Information shown:

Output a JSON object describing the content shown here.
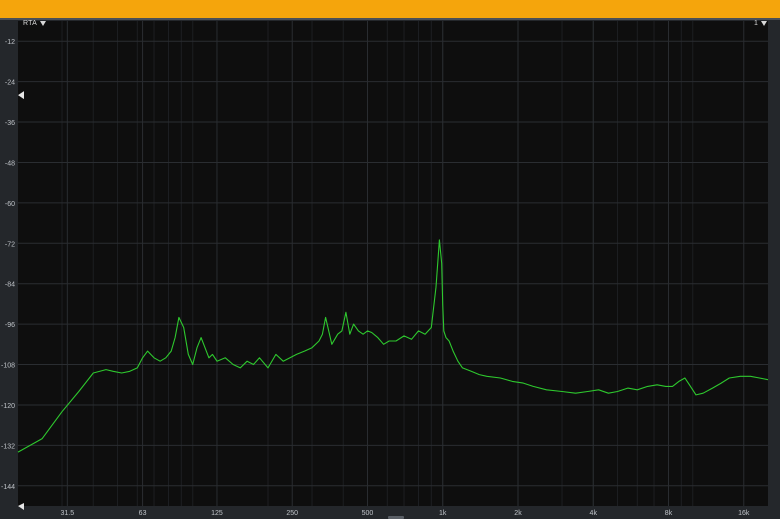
{
  "header": {
    "rta_label": "RTA",
    "channel_label": "1"
  },
  "chart_data": {
    "type": "line",
    "xscale": "log",
    "xlim": [
      20,
      20000
    ],
    "ylim": [
      -150,
      -6
    ],
    "y_ticks": [
      -12,
      -24,
      -36,
      -48,
      -60,
      -72,
      -84,
      -96,
      -108,
      -120,
      -132,
      -144
    ],
    "x_ticks": [
      {
        "value": 31.5,
        "label": "31.5"
      },
      {
        "value": 63,
        "label": "63"
      },
      {
        "value": 125,
        "label": "125"
      },
      {
        "value": 250,
        "label": "250"
      },
      {
        "value": 500,
        "label": "500"
      },
      {
        "value": 1000,
        "label": "1k"
      },
      {
        "value": 2000,
        "label": "2k"
      },
      {
        "value": 4000,
        "label": "4k"
      },
      {
        "value": 8000,
        "label": "8k"
      },
      {
        "value": 16000,
        "label": "16k"
      }
    ],
    "grid": true,
    "series": [
      {
        "color": "#2ec82e",
        "x": [
          20,
          25,
          30,
          35,
          40,
          45,
          48,
          52,
          56,
          60,
          63,
          66,
          70,
          74,
          78,
          82,
          85,
          88,
          92,
          96,
          100,
          104,
          108,
          112,
          116,
          120,
          125,
          135,
          145,
          155,
          165,
          175,
          185,
          200,
          215,
          230,
          245,
          260,
          280,
          300,
          320,
          330,
          340,
          360,
          380,
          395,
          410,
          425,
          440,
          460,
          480,
          500,
          520,
          550,
          580,
          610,
          650,
          700,
          750,
          800,
          850,
          900,
          940,
          970,
          990,
          1000,
          1010,
          1030,
          1060,
          1100,
          1150,
          1200,
          1300,
          1400,
          1500,
          1700,
          1900,
          2100,
          2300,
          2600,
          3000,
          3400,
          3800,
          4200,
          4600,
          5000,
          5500,
          6000,
          6600,
          7200,
          7800,
          8300,
          8800,
          9300,
          9800,
          10300,
          11000,
          12000,
          13000,
          14000,
          15500,
          17000,
          18500,
          20000
        ],
        "y": [
          -134,
          -130,
          -122,
          -116,
          -110.5,
          -109.5,
          -110,
          -110.5,
          -110,
          -109,
          -106,
          -104,
          -106,
          -107,
          -106,
          -104,
          -100,
          -94,
          -97,
          -105,
          -108,
          -103,
          -100,
          -103,
          -106,
          -105,
          -107,
          -106,
          -108,
          -109,
          -107,
          -108,
          -106,
          -109,
          -105,
          -107,
          -106,
          -105,
          -104,
          -103,
          -101,
          -99,
          -94,
          -102,
          -99,
          -98,
          -92.5,
          -99,
          -96,
          -98,
          -99,
          -98,
          -98.5,
          -100,
          -102,
          -101,
          -101,
          -99.5,
          -100.5,
          -98,
          -99,
          -97,
          -85,
          -71,
          -78,
          -90,
          -98,
          -100,
          -101,
          -104,
          -107,
          -109,
          -110,
          -111,
          -111.5,
          -112,
          -113,
          -113.5,
          -114.5,
          -115.5,
          -116,
          -116.5,
          -116,
          -115.5,
          -116.5,
          -116,
          -115,
          -115.5,
          -114.5,
          -114,
          -114.5,
          -114.5,
          -113,
          -112,
          -114.5,
          -117,
          -116.5,
          -115,
          -113.5,
          -112,
          -111.5,
          -111.5,
          -112,
          -112.5
        ]
      }
    ]
  }
}
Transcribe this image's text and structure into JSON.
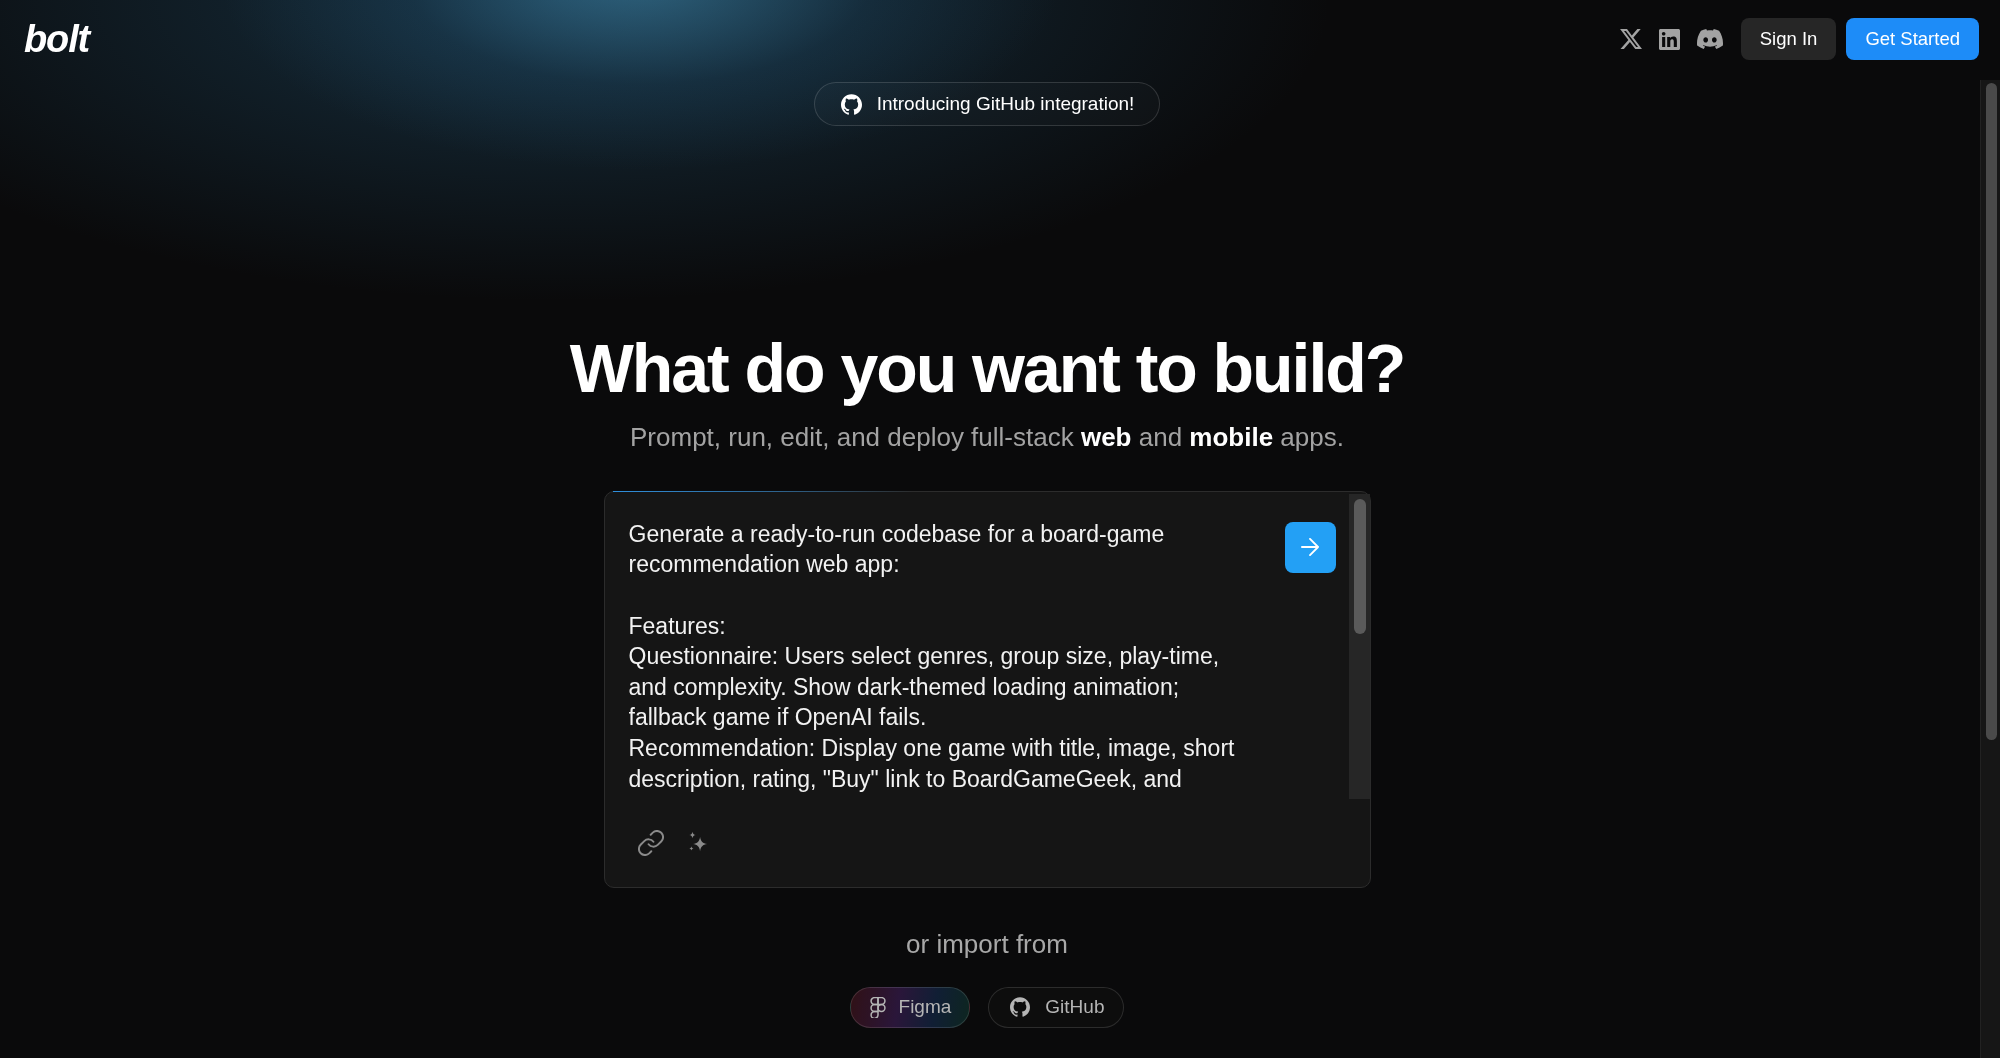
{
  "header": {
    "logo": "bolt",
    "buttons": [
      {
        "label": "Sign In",
        "kind": "secondary"
      },
      {
        "label": "Get Started",
        "kind": "primary"
      }
    ]
  },
  "announcement": {
    "text": "Introducing GitHub integration!"
  },
  "hero": {
    "title": "What do you want to build?",
    "subtitle": "Prompt, run, edit, and deploy full-stack **web** and **mobile** apps."
  },
  "prompt": {
    "value": "Generate a ready-to-run codebase for a board-game recommendation web app:\n\nFeatures:\nQuestionnaire: Users select genres, group size, play-time, and complexity. Show dark-themed loading animation; fallback game if OpenAI fails.\nRecommendation: Display one game with title, image, short description, rating, \"Buy\" link to BoardGameGeek, and"
  },
  "import": {
    "label": "or import from",
    "sources": [
      {
        "label": "Figma",
        "kind": "figma"
      },
      {
        "label": "GitHub",
        "kind": "github"
      }
    ]
  }
}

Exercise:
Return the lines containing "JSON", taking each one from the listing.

Answer for the task:
Output a JSON object describing the content shown here.
Transcribe this image's text and structure into JSON.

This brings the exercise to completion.